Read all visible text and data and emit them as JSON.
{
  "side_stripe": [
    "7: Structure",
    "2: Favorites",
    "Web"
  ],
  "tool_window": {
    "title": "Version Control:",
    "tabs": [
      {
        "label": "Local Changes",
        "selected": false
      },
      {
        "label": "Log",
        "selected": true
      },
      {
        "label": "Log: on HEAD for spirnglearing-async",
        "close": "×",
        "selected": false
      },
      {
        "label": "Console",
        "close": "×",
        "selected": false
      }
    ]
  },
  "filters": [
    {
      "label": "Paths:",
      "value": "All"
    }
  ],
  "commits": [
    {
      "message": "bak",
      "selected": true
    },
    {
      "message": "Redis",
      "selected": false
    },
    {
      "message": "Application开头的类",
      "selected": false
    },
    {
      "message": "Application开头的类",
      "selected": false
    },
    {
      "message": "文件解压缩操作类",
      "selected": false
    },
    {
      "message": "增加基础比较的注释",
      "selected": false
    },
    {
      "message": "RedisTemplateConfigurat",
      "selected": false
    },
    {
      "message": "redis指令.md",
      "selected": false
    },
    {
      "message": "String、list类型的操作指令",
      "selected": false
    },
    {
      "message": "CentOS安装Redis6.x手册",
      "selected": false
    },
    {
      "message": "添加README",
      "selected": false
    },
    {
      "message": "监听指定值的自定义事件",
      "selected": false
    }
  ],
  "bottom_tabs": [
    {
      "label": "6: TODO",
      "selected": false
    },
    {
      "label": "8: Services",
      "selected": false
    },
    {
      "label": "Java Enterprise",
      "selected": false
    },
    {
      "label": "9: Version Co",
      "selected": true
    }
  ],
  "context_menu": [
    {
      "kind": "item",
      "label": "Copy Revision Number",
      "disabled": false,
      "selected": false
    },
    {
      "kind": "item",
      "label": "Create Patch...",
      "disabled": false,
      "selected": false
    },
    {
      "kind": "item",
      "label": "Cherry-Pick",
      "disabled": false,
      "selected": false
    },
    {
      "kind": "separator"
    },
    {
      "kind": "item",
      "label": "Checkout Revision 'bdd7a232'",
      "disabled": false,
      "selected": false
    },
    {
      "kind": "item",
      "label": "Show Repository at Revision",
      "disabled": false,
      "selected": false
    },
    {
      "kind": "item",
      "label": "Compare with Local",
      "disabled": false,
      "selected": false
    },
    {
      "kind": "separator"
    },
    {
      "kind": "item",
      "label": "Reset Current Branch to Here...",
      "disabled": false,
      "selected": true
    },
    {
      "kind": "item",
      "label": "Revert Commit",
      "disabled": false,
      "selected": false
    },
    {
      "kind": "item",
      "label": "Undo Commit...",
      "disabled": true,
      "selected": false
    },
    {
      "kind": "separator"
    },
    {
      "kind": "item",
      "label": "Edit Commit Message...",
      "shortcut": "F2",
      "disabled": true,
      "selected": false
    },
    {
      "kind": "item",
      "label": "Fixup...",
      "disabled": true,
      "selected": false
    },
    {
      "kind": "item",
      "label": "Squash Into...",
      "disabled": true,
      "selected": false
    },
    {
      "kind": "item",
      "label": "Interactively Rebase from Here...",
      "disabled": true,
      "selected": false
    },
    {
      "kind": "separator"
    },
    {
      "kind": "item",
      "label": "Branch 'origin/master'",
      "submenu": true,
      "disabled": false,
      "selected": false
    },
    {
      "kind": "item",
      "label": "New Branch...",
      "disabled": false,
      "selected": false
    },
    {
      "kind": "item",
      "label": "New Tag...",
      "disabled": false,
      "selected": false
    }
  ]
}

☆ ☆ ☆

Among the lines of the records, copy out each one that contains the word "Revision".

      "label": "Copy Revision Number",
      "label": "Checkout Revision 'bdd7a232'",
      "label": "Show Repository at Revision",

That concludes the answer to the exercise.